Data for this exercise:
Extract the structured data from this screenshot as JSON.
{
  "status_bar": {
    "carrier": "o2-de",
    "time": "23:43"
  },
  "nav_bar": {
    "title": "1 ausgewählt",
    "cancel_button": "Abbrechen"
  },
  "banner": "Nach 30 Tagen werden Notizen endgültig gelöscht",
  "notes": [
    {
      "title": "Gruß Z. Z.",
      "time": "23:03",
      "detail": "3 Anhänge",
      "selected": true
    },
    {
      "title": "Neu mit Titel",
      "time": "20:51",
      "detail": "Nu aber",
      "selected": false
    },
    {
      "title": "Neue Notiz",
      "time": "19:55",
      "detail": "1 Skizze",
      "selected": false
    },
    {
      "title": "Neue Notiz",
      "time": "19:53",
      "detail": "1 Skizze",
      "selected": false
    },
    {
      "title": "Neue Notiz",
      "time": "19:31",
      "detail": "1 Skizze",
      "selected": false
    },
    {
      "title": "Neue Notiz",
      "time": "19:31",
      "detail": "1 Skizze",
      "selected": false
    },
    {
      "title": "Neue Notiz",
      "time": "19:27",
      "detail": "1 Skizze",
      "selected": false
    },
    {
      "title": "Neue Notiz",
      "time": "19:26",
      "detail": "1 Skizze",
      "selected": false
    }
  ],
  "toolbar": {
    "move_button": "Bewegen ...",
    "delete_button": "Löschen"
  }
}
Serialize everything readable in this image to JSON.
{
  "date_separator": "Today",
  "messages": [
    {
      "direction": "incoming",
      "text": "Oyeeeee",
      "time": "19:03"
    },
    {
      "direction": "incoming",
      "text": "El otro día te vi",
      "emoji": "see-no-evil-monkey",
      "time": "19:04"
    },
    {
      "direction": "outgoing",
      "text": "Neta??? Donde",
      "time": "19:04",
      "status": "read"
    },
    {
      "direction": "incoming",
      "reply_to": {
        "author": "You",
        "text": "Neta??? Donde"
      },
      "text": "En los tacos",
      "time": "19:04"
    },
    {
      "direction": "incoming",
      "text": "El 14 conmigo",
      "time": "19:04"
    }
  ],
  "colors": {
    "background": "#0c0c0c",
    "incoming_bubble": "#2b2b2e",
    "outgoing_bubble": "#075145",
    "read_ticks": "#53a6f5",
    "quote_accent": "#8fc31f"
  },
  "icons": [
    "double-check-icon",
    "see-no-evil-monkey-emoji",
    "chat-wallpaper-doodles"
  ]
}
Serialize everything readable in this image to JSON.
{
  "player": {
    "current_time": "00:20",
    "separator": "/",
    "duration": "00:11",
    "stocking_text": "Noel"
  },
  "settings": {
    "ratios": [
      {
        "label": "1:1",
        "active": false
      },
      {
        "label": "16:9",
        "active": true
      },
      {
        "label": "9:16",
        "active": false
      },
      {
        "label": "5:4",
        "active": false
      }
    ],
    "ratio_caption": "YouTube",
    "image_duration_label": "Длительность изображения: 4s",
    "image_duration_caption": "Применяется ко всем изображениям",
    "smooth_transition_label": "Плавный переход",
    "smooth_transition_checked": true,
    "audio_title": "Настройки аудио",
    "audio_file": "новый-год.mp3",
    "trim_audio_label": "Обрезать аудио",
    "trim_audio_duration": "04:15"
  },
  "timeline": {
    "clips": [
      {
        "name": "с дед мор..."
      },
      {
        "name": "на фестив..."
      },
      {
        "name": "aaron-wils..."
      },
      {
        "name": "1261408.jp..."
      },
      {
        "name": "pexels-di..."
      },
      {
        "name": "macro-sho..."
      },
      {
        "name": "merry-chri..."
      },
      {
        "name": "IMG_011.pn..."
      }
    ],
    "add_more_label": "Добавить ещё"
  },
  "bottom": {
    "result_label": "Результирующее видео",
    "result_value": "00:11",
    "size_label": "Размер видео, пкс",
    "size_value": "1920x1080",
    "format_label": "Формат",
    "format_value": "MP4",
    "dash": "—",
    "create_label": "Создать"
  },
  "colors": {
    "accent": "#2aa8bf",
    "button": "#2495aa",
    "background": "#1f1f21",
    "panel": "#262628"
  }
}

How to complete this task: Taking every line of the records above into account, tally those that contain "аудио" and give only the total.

Exercise solution: 2